**Information given**.
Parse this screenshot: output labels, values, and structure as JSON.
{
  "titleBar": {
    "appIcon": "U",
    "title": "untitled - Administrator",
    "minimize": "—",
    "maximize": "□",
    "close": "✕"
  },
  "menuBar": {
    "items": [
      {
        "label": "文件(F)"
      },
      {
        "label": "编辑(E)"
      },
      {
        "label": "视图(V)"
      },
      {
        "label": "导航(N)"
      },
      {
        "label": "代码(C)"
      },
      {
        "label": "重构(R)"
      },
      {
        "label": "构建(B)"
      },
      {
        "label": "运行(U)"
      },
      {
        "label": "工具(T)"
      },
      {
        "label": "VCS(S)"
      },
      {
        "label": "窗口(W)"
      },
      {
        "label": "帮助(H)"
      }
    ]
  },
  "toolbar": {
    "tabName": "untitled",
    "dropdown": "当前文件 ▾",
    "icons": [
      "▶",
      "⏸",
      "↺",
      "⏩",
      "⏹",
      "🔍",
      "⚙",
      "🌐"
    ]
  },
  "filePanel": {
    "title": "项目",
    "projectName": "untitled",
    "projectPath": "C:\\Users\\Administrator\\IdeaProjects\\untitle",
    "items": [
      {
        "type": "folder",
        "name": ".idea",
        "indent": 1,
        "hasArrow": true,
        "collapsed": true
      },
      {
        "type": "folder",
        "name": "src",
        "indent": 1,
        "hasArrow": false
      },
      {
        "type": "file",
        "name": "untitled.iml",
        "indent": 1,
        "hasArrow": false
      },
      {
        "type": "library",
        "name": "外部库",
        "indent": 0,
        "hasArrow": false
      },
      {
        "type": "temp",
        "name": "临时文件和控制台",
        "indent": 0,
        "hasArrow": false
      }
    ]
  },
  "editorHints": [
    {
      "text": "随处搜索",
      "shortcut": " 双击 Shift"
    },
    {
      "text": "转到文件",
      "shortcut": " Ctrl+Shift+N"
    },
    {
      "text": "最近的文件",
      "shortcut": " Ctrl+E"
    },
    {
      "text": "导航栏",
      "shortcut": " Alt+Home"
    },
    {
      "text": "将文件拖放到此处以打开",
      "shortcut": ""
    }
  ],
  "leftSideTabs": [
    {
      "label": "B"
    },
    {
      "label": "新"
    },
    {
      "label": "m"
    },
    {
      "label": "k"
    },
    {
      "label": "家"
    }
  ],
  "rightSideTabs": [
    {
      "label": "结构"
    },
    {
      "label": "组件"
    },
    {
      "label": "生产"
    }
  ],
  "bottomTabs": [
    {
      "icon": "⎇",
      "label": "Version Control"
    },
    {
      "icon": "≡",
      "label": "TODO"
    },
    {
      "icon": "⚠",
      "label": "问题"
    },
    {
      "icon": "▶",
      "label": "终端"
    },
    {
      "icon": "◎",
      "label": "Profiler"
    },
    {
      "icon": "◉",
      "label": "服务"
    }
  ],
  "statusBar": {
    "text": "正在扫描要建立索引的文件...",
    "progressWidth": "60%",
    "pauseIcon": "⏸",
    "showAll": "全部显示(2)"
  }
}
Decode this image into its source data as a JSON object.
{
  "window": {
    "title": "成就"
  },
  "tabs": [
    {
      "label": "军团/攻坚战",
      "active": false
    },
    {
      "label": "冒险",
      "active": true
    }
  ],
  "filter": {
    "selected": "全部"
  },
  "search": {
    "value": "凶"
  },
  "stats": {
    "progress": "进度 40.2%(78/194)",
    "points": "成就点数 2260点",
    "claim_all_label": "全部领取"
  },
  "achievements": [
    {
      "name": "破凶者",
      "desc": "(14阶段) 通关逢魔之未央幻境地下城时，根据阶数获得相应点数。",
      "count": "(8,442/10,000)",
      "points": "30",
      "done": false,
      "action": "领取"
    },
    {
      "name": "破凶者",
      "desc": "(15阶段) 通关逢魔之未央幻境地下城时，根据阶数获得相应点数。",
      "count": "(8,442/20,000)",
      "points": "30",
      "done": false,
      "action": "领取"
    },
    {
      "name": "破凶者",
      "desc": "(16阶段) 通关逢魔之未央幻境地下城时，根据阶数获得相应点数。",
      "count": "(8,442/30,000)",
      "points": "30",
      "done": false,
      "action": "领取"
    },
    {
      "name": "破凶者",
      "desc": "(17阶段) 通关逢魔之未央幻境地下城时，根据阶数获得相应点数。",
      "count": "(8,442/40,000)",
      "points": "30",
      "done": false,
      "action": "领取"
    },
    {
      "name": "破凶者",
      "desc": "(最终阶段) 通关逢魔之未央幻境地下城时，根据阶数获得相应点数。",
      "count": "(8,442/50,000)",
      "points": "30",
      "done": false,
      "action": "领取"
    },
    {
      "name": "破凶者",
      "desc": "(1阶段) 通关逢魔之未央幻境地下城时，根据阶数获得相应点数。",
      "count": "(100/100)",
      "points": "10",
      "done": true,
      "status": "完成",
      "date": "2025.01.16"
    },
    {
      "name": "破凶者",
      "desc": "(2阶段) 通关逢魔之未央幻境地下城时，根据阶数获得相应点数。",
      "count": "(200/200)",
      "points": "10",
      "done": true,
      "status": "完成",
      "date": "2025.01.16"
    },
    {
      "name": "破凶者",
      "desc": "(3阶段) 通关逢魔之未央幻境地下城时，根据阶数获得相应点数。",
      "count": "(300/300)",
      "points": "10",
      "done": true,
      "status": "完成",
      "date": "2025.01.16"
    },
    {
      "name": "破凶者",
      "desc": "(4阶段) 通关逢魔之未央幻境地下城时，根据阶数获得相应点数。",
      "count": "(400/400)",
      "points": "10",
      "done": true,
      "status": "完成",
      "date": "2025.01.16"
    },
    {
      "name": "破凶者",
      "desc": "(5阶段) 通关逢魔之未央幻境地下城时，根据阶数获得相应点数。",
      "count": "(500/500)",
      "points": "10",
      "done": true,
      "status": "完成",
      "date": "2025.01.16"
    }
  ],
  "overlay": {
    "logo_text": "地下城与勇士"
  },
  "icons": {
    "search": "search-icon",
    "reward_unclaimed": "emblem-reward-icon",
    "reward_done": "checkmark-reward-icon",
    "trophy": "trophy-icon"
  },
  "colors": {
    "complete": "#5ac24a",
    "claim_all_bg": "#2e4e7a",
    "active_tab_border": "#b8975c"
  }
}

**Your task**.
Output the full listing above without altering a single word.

**Solution for this problem**.
Parse this screenshot: output labels, values, and structure as JSON.
{
  "titleBar": {
    "appIcon": "U",
    "title": "untitled - Administrator",
    "minimize": "—",
    "maximize": "□",
    "close": "✕"
  },
  "menuBar": {
    "items": [
      {
        "label": "文件(F)"
      },
      {
        "label": "编辑(E)"
      },
      {
        "label": "视图(V)"
      },
      {
        "label": "导航(N)"
      },
      {
        "label": "代码(C)"
      },
      {
        "label": "重构(R)"
      },
      {
        "label": "构建(B)"
      },
      {
        "label": "运行(U)"
      },
      {
        "label": "工具(T)"
      },
      {
        "label": "VCS(S)"
      },
      {
        "label": "窗口(W)"
      },
      {
        "label": "帮助(H)"
      }
    ]
  },
  "toolbar": {
    "tabName": "untitled",
    "dropdown": "当前文件 ▾",
    "icons": [
      "▶",
      "⏸",
      "↺",
      "⏩",
      "⏹",
      "🔍",
      "⚙",
      "🌐"
    ]
  },
  "filePanel": {
    "title": "项目",
    "projectName": "untitled",
    "projectPath": "C:\\Users\\Administrator\\IdeaProjects\\untitle",
    "items": [
      {
        "type": "folder",
        "name": ".idea",
        "indent": 1,
        "hasArrow": true,
        "collapsed": true
      },
      {
        "type": "folder",
        "name": "src",
        "indent": 1,
        "hasArrow": false
      },
      {
        "type": "file",
        "name": "untitled.iml",
        "indent": 1,
        "hasArrow": false
      },
      {
        "type": "library",
        "name": "外部库",
        "indent": 0,
        "hasArrow": false
      },
      {
        "type": "temp",
        "name": "临时文件和控制台",
        "indent": 0,
        "hasArrow": false
      }
    ]
  },
  "editorHints": [
    {
      "text": "随处搜索",
      "shortcut": " 双击 Shift"
    },
    {
      "text": "转到文件",
      "shortcut": " Ctrl+Shift+N"
    },
    {
      "text": "最近的文件",
      "shortcut": " Ctrl+E"
    },
    {
      "text": "导航栏",
      "shortcut": " Alt+Home"
    },
    {
      "text": "将文件拖放到此处以打开",
      "shortcut": ""
    }
  ],
  "leftSideTabs": [
    {
      "label": "B"
    },
    {
      "label": "新"
    },
    {
      "label": "m"
    },
    {
      "label": "k"
    },
    {
      "label": "家"
    }
  ],
  "rightSideTabs": [
    {
      "label": "结构"
    },
    {
      "label": "组件"
    },
    {
      "label": "生产"
    }
  ],
  "bottomTabs": [
    {
      "icon": "⎇",
      "label": "Version Control"
    },
    {
      "icon": "≡",
      "label": "TODO"
    },
    {
      "icon": "⚠",
      "label": "问题"
    },
    {
      "icon": "▶",
      "label": "终端"
    },
    {
      "icon": "◎",
      "label": "Profiler"
    },
    {
      "icon": "◉",
      "label": "服务"
    }
  ],
  "statusBar": {
    "text": "正在扫描要建立索引的文件...",
    "progressWidth": "60%",
    "pauseIcon": "⏸",
    "showAll": "全部显示(2)"
  }
}
Decode this image into its source data as a JSON object.
{
  "window": {
    "title": "成就"
  },
  "tabs": [
    {
      "label": "军团/攻坚战",
      "active": false
    },
    {
      "label": "冒险",
      "active": true
    }
  ],
  "filter": {
    "selected": "全部"
  },
  "search": {
    "value": "凶"
  },
  "stats": {
    "progress": "进度 40.2%(78/194)",
    "points": "成就点数 2260点",
    "claim_all_label": "全部领取"
  },
  "achievements": [
    {
      "name": "破凶者",
      "desc": "(14阶段) 通关逢魔之未央幻境地下城时，根据阶数获得相应点数。",
      "count": "(8,442/10,000)",
      "points": "30",
      "done": false,
      "action": "领取"
    },
    {
      "name": "破凶者",
      "desc": "(15阶段) 通关逢魔之未央幻境地下城时，根据阶数获得相应点数。",
      "count": "(8,442/20,000)",
      "points": "30",
      "done": false,
      "action": "领取"
    },
    {
      "name": "破凶者",
      "desc": "(16阶段) 通关逢魔之未央幻境地下城时，根据阶数获得相应点数。",
      "count": "(8,442/30,000)",
      "points": "30",
      "done": false,
      "action": "领取"
    },
    {
      "name": "破凶者",
      "desc": "(17阶段) 通关逢魔之未央幻境地下城时，根据阶数获得相应点数。",
      "count": "(8,442/40,000)",
      "points": "30",
      "done": false,
      "action": "领取"
    },
    {
      "name": "破凶者",
      "desc": "(最终阶段) 通关逢魔之未央幻境地下城时，根据阶数获得相应点数。",
      "count": "(8,442/50,000)",
      "points": "30",
      "done": false,
      "action": "领取"
    },
    {
      "name": "破凶者",
      "desc": "(1阶段) 通关逢魔之未央幻境地下城时，根据阶数获得相应点数。",
      "count": "(100/100)",
      "points": "10",
      "done": true,
      "status": "完成",
      "date": "2025.01.16"
    },
    {
      "name": "破凶者",
      "desc": "(2阶段) 通关逢魔之未央幻境地下城时，根据阶数获得相应点数。",
      "count": "(200/200)",
      "points": "10",
      "done": true,
      "status": "完成",
      "date": "2025.01.16"
    },
    {
      "name": "破凶者",
      "desc": "(3阶段) 通关逢魔之未央幻境地下城时，根据阶数获得相应点数。",
      "count": "(300/300)",
      "points": "10",
      "done": true,
      "status": "完成",
      "date": "2025.01.16"
    },
    {
      "name": "破凶者",
      "desc": "(4阶段) 通关逢魔之未央幻境地下城时，根据阶数获得相应点数。",
      "count": "(400/400)",
      "points": "10",
      "done": true,
      "status": "完成",
      "date": "2025.01.16"
    },
    {
      "name": "破凶者",
      "desc": "(5阶段) 通关逢魔之未央幻境地下城时，根据阶数获得相应点数。",
      "count": "(500/500)",
      "points": "10",
      "done": true,
      "status": "完成",
      "date": "2025.01.16"
    }
  ],
  "overlay": {
    "logo_text": "地下城与勇士"
  },
  "icons": {
    "search": "search-icon",
    "reward_unclaimed": "emblem-reward-icon",
    "reward_done": "checkmark-reward-icon",
    "trophy": "trophy-icon"
  },
  "colors": {
    "complete": "#5ac24a",
    "claim_all_bg": "#2e4e7a",
    "active_tab_border": "#b8975c"
  }
}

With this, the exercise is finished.